Medical Research Council (MC_U105597119)
James S McDonnell Foundation (220020289)
Wellcome Trust (088324/Z/09/Z)
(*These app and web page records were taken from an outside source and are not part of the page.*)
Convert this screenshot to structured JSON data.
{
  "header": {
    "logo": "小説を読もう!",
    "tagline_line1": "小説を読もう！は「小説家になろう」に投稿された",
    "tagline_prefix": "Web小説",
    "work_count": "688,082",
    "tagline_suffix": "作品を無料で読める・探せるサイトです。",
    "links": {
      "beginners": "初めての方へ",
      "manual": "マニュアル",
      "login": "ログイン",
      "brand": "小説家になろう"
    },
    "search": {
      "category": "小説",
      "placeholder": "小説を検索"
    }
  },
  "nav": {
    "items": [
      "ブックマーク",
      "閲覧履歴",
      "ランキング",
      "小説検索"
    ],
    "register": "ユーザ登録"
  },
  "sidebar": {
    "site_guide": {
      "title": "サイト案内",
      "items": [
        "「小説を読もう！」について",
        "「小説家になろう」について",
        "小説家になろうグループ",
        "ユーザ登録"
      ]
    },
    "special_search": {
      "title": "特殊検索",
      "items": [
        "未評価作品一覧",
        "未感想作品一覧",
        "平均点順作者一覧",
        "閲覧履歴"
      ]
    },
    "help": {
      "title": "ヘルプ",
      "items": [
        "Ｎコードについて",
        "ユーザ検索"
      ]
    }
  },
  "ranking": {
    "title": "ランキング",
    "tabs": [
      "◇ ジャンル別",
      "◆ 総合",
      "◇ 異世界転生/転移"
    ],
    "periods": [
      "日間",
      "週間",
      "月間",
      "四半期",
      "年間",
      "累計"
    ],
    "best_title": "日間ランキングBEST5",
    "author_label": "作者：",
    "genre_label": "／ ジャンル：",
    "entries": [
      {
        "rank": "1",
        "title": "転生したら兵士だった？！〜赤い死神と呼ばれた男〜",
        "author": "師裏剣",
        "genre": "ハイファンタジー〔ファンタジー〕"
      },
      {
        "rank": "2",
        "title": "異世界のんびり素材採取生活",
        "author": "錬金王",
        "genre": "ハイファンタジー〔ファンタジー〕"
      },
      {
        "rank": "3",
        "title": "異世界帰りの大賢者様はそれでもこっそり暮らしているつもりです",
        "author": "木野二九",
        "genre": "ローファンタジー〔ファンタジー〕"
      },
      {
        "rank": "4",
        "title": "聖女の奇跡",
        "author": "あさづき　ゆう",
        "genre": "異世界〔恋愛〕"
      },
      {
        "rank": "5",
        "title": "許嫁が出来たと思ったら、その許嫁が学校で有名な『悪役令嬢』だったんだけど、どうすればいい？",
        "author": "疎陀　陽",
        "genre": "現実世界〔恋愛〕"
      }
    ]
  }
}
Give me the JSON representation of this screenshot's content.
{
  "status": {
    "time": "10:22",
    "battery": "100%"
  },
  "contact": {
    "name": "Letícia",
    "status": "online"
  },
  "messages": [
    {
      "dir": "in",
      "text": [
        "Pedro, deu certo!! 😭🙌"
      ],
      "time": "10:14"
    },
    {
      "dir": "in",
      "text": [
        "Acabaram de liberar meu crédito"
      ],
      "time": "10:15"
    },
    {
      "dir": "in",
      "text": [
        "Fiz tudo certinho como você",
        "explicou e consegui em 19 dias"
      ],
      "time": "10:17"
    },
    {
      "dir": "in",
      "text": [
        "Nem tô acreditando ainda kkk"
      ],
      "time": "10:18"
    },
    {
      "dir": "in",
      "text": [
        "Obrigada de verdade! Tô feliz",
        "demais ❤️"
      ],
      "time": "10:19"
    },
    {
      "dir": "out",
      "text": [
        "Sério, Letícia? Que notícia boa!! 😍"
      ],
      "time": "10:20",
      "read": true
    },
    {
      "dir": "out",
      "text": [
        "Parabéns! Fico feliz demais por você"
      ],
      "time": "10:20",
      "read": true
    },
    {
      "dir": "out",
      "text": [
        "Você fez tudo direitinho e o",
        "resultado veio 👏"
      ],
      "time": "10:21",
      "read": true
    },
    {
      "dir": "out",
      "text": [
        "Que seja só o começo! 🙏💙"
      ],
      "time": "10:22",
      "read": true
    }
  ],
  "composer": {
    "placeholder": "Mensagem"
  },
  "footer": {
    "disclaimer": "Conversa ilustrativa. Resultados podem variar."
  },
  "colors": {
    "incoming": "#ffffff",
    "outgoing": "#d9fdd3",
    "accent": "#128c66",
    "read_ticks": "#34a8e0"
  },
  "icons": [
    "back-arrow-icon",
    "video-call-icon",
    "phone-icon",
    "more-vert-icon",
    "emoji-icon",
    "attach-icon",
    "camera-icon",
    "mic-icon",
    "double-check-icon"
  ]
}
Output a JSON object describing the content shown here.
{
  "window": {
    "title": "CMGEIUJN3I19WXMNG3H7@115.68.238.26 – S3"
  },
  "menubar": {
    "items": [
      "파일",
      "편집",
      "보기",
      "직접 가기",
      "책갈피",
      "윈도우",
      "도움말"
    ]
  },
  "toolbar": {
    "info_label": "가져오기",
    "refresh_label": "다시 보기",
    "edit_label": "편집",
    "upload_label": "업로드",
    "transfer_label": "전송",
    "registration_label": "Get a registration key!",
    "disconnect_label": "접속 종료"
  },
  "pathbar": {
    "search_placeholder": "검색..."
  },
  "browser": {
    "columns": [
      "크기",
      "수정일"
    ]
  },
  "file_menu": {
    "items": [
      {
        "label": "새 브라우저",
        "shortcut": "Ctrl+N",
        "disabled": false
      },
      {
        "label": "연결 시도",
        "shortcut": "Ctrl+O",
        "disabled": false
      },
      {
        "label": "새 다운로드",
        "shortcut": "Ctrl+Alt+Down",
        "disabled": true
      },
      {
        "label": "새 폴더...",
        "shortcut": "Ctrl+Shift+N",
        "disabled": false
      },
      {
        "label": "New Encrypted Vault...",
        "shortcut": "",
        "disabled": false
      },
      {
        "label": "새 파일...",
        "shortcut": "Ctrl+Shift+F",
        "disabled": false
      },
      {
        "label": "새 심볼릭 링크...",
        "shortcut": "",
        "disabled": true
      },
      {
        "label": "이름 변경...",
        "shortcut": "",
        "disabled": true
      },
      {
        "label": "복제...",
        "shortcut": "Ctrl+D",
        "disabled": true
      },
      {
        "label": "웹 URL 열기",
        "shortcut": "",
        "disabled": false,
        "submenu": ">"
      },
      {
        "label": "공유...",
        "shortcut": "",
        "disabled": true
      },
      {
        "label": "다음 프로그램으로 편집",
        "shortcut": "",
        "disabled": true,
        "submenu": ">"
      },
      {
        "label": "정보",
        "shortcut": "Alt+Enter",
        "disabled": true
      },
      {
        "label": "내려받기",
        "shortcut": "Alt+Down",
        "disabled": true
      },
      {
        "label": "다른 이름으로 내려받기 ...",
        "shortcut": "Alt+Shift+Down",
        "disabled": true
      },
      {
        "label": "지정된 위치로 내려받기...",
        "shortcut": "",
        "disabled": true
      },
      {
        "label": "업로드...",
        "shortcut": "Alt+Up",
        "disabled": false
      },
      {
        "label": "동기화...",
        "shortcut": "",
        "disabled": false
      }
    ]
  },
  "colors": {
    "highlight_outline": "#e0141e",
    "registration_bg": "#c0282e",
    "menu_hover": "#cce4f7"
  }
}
This work was supported by funding to Forefront, a collaborative research group dedicated to the study of frontotemporal dementia and motor neurone disease, by the National Health and Medical Research council (NHMRC) of Australia program grant (1037746) and the Australian Research Council (ARC) Centre of Excellence in Cognition and Its Disorders Memory Node (CE110001021). S.H. is supported by the Graham Linford Fellowship from the Motor Neurone Disease Research Institute of Australia. S.M. is supported by Alzheimer Scotland (PhD Studentship). F.L. is supported by an Australian Postgraduate Award (PhD Scholarship). K.D. is supported by NIHR Cambridge Biomedical Research Centre. S.A. is supported by the NIHR Biomedical Research Centre, Oxford. C.R.B. is supported by a Clinician Scientist Fellowship from the Medical Research Council (MR/K010395/1). J.B.R. is supported by the Wellcome Trust (088324), Medical Research Council, McDonnell Foundation and the NIHR (Cambridge Biomedical Research Centre and Biomedical Research Unit in Dementia). E.M. is supported by the NHMRC Early Career Fellowship (1016399) and Alzheimer Association USA. J.R.H. is supported by an ARC Federation Fellowship (FF0776229).